===== Exercise data =====

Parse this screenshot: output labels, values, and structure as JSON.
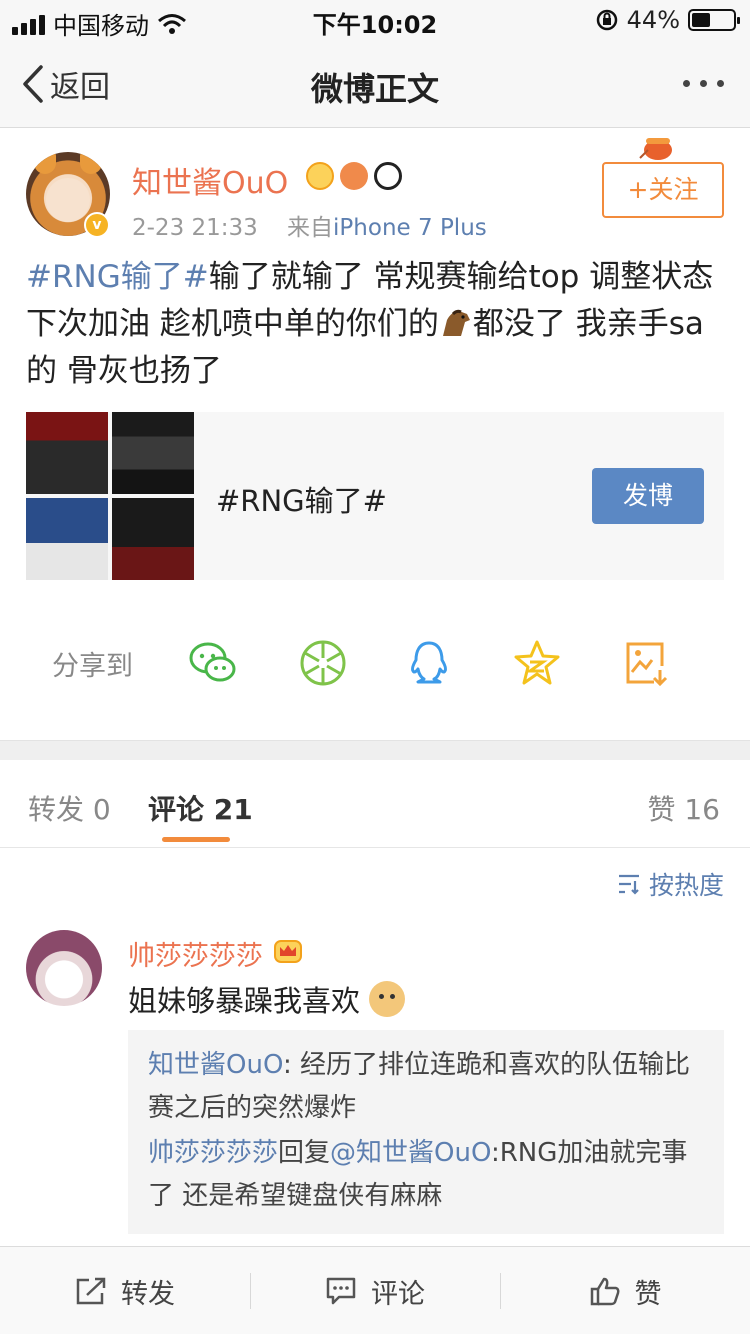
{
  "status_bar": {
    "carrier": "中国移动",
    "time": "下午10:02",
    "battery": "44%",
    "battery_level": 0.44
  },
  "nav": {
    "back_label": "返回",
    "title": "微博正文"
  },
  "post": {
    "author": "知世酱OuO",
    "timestamp": "2-23 21:33",
    "source_prefix": "来自",
    "source": "iPhone 7 Plus",
    "follow_label": "+关注",
    "hashtag": "#RNG输了#",
    "text_line1": "输了就输了 常规赛输给top 调整状态下次加油 趁机喷中单的你们的",
    "text_line2": "都没了 我亲手sa的 骨灰也扬了"
  },
  "topic_card": {
    "title": "#RNG输了#",
    "button_label": "发博"
  },
  "share": {
    "label": "分享到",
    "targets": [
      "wechat-icon",
      "moments-icon",
      "qq-icon",
      "qzone-icon",
      "save-image-icon"
    ]
  },
  "tabs": {
    "repost_label": "转发",
    "repost_count": "0",
    "comment_label": "评论",
    "comment_count": "21",
    "like_label": "赞",
    "like_count": "16"
  },
  "sort_label": "按热度",
  "comment": {
    "name": "帅莎莎莎莎",
    "text": "姐妹够暴躁我喜欢",
    "replies": [
      {
        "name": "知世酱OuO",
        "sep": ": ",
        "text": "经历了排位连跪和喜欢的队伍输比赛之后的突然爆炸"
      },
      {
        "name": "帅莎莎莎莎",
        "mid": "回复",
        "mention": "@知世酱OuO",
        "text": ":RNG加油就完事了 还是希望键盘侠有麻麻"
      }
    ]
  },
  "bottom_bar": {
    "repost": "转发",
    "comment": "评论",
    "like": "赞"
  },
  "colors": {
    "name_orange": "#eb7350",
    "link_blue": "#5d7fb0",
    "follow_orange": "#f28b3c",
    "post_button_blue": "#5b88c4"
  }
}
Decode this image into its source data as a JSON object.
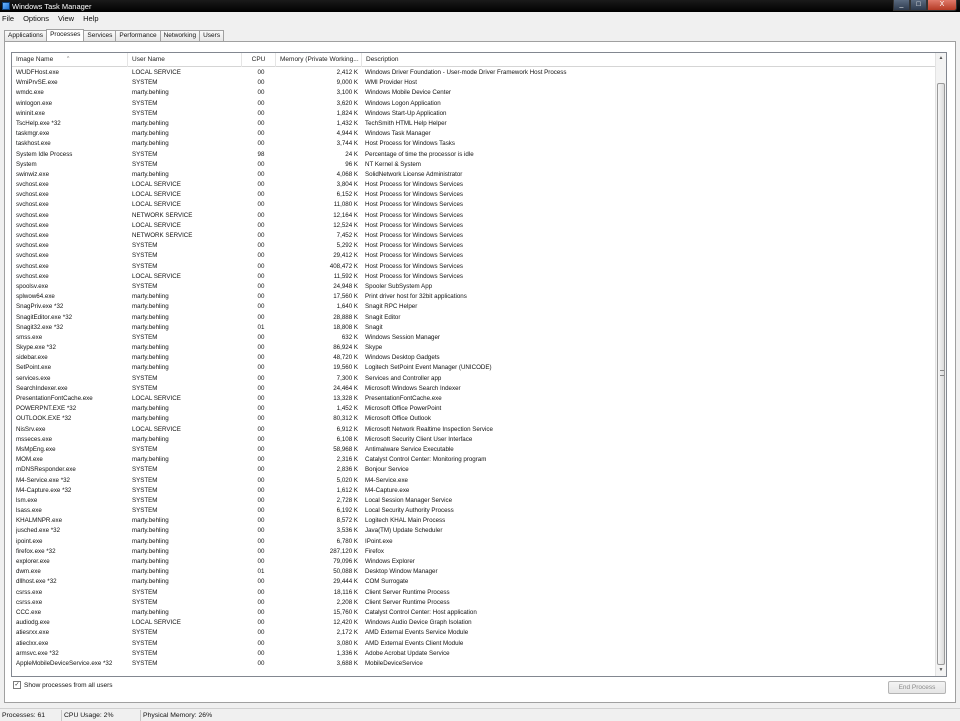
{
  "window": {
    "title": "Windows Task Manager"
  },
  "title_buttons": {
    "minimize": "_",
    "maximize": "□",
    "close": "X"
  },
  "menu": [
    "File",
    "Options",
    "View",
    "Help"
  ],
  "tabs": [
    "Applications",
    "Processes",
    "Services",
    "Performance",
    "Networking",
    "Users"
  ],
  "active_tab": "Processes",
  "columns": {
    "image_name": "Image Name",
    "user_name": "User Name",
    "cpu": "CPU",
    "memory": "Memory (Private Working...",
    "description": "Description"
  },
  "sort_indicator": "^",
  "processes": [
    [
      "WUDFHost.exe",
      "LOCAL SERVICE",
      "00",
      "2,412 K",
      "Windows Driver Foundation - User-mode Driver Framework Host Process"
    ],
    [
      "WmiPrvSE.exe",
      "SYSTEM",
      "00",
      "9,000 K",
      "WMI Provider Host"
    ],
    [
      "wmdc.exe",
      "marty.behling",
      "00",
      "3,100 K",
      "Windows Mobile Device Center"
    ],
    [
      "winlogon.exe",
      "SYSTEM",
      "00",
      "3,620 K",
      "Windows Logon Application"
    ],
    [
      "wininit.exe",
      "SYSTEM",
      "00",
      "1,824 K",
      "Windows Start-Up Application"
    ],
    [
      "TscHelp.exe *32",
      "marty.behling",
      "00",
      "1,432 K",
      "TechSmith HTML Help Helper"
    ],
    [
      "taskmgr.exe",
      "marty.behling",
      "00",
      "4,944 K",
      "Windows Task Manager"
    ],
    [
      "taskhost.exe",
      "marty.behling",
      "00",
      "3,744 K",
      "Host Process for Windows Tasks"
    ],
    [
      "System Idle Process",
      "SYSTEM",
      "98",
      "24 K",
      "Percentage of time the processor is idle"
    ],
    [
      "System",
      "SYSTEM",
      "00",
      "96 K",
      "NT Kernel & System"
    ],
    [
      "swinwiz.exe",
      "marty.behling",
      "00",
      "4,068 K",
      "SolidNetwork License Administrator"
    ],
    [
      "svchost.exe",
      "LOCAL SERVICE",
      "00",
      "3,804 K",
      "Host Process for Windows Services"
    ],
    [
      "svchost.exe",
      "LOCAL SERVICE",
      "00",
      "6,152 K",
      "Host Process for Windows Services"
    ],
    [
      "svchost.exe",
      "LOCAL SERVICE",
      "00",
      "11,080 K",
      "Host Process for Windows Services"
    ],
    [
      "svchost.exe",
      "NETWORK SERVICE",
      "00",
      "12,164 K",
      "Host Process for Windows Services"
    ],
    [
      "svchost.exe",
      "LOCAL SERVICE",
      "00",
      "12,524 K",
      "Host Process for Windows Services"
    ],
    [
      "svchost.exe",
      "NETWORK SERVICE",
      "00",
      "7,452 K",
      "Host Process for Windows Services"
    ],
    [
      "svchost.exe",
      "SYSTEM",
      "00",
      "5,292 K",
      "Host Process for Windows Services"
    ],
    [
      "svchost.exe",
      "SYSTEM",
      "00",
      "29,412 K",
      "Host Process for Windows Services"
    ],
    [
      "svchost.exe",
      "SYSTEM",
      "00",
      "408,472 K",
      "Host Process for Windows Services"
    ],
    [
      "svchost.exe",
      "LOCAL SERVICE",
      "00",
      "11,592 K",
      "Host Process for Windows Services"
    ],
    [
      "spoolsv.exe",
      "SYSTEM",
      "00",
      "24,948 K",
      "Spooler SubSystem App"
    ],
    [
      "splwow64.exe",
      "marty.behling",
      "00",
      "17,560 K",
      "Print driver host for 32bit applications"
    ],
    [
      "SnagPriv.exe *32",
      "marty.behling",
      "00",
      "1,640 K",
      "Snagit RPC Helper"
    ],
    [
      "SnagitEditor.exe *32",
      "marty.behling",
      "00",
      "28,888 K",
      "Snagit Editor"
    ],
    [
      "Snagit32.exe *32",
      "marty.behling",
      "01",
      "18,808 K",
      "Snagit"
    ],
    [
      "smss.exe",
      "SYSTEM",
      "00",
      "632 K",
      "Windows Session Manager"
    ],
    [
      "Skype.exe *32",
      "marty.behling",
      "00",
      "86,924 K",
      "Skype"
    ],
    [
      "sidebar.exe",
      "marty.behling",
      "00",
      "48,720 K",
      "Windows Desktop Gadgets"
    ],
    [
      "SetPoint.exe",
      "marty.behling",
      "00",
      "19,560 K",
      "Logitech SetPoint Event Manager (UNICODE)"
    ],
    [
      "services.exe",
      "SYSTEM",
      "00",
      "7,300 K",
      "Services and Controller app"
    ],
    [
      "SearchIndexer.exe",
      "SYSTEM",
      "00",
      "24,464 K",
      "Microsoft Windows Search Indexer"
    ],
    [
      "PresentationFontCache.exe",
      "LOCAL SERVICE",
      "00",
      "13,328 K",
      "PresentationFontCache.exe"
    ],
    [
      "POWERPNT.EXE *32",
      "marty.behling",
      "00",
      "1,452 K",
      "Microsoft Office PowerPoint"
    ],
    [
      "OUTLOOK.EXE *32",
      "marty.behling",
      "00",
      "80,312 K",
      "Microsoft Office Outlook"
    ],
    [
      "NisSrv.exe",
      "LOCAL SERVICE",
      "00",
      "6,912 K",
      "Microsoft Network Realtime Inspection Service"
    ],
    [
      "msseces.exe",
      "marty.behling",
      "00",
      "6,108 K",
      "Microsoft Security Client User Interface"
    ],
    [
      "MsMpEng.exe",
      "SYSTEM",
      "00",
      "58,968 K",
      "Antimalware Service Executable"
    ],
    [
      "MOM.exe",
      "marty.behling",
      "00",
      "2,316 K",
      "Catalyst Control Center: Monitoring program"
    ],
    [
      "mDNSResponder.exe",
      "SYSTEM",
      "00",
      "2,836 K",
      "Bonjour Service"
    ],
    [
      "M4-Service.exe *32",
      "SYSTEM",
      "00",
      "5,020 K",
      "M4-Service.exe"
    ],
    [
      "M4-Capture.exe *32",
      "SYSTEM",
      "00",
      "1,612 K",
      "M4-Capture.exe"
    ],
    [
      "lsm.exe",
      "SYSTEM",
      "00",
      "2,728 K",
      "Local Session Manager Service"
    ],
    [
      "lsass.exe",
      "SYSTEM",
      "00",
      "6,192 K",
      "Local Security Authority Process"
    ],
    [
      "KHALMNPR.exe",
      "marty.behling",
      "00",
      "8,572 K",
      "Logitech KHAL Main Process"
    ],
    [
      "jusched.exe *32",
      "marty.behling",
      "00",
      "3,536 K",
      "Java(TM) Update Scheduler"
    ],
    [
      "ipoint.exe",
      "marty.behling",
      "00",
      "6,780 K",
      "IPoint.exe"
    ],
    [
      "firefox.exe *32",
      "marty.behling",
      "00",
      "287,120 K",
      "Firefox"
    ],
    [
      "explorer.exe",
      "marty.behling",
      "00",
      "79,096 K",
      "Windows Explorer"
    ],
    [
      "dwm.exe",
      "marty.behling",
      "01",
      "50,088 K",
      "Desktop Window Manager"
    ],
    [
      "dllhost.exe *32",
      "marty.behling",
      "00",
      "29,444 K",
      "COM Surrogate"
    ],
    [
      "csrss.exe",
      "SYSTEM",
      "00",
      "18,116 K",
      "Client Server Runtime Process"
    ],
    [
      "csrss.exe",
      "SYSTEM",
      "00",
      "2,208 K",
      "Client Server Runtime Process"
    ],
    [
      "CCC.exe",
      "marty.behling",
      "00",
      "15,760 K",
      "Catalyst Control Center: Host application"
    ],
    [
      "audiodg.exe",
      "LOCAL SERVICE",
      "00",
      "12,420 K",
      "Windows Audio Device Graph Isolation"
    ],
    [
      "atiesrxx.exe",
      "SYSTEM",
      "00",
      "2,172 K",
      "AMD External Events Service Module"
    ],
    [
      "atieclxx.exe",
      "SYSTEM",
      "00",
      "3,080 K",
      "AMD External Events Client Module"
    ],
    [
      "armsvc.exe *32",
      "SYSTEM",
      "00",
      "1,336 K",
      "Adobe Acrobat Update Service"
    ],
    [
      "AppleMobileDeviceService.exe *32",
      "SYSTEM",
      "00",
      "3,688 K",
      "MobileDeviceService"
    ]
  ],
  "scrollbar": {
    "up": "▲",
    "down": "▼"
  },
  "show_all": {
    "label": "Show processes from all users",
    "checked": true,
    "check_mark": "✓"
  },
  "end_process_label": "End Process",
  "status": {
    "processes": "Processes: 61",
    "cpu": "CPU Usage: 2%",
    "memory": "Physical Memory: 26%"
  }
}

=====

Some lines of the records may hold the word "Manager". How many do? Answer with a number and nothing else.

Problem solution:
6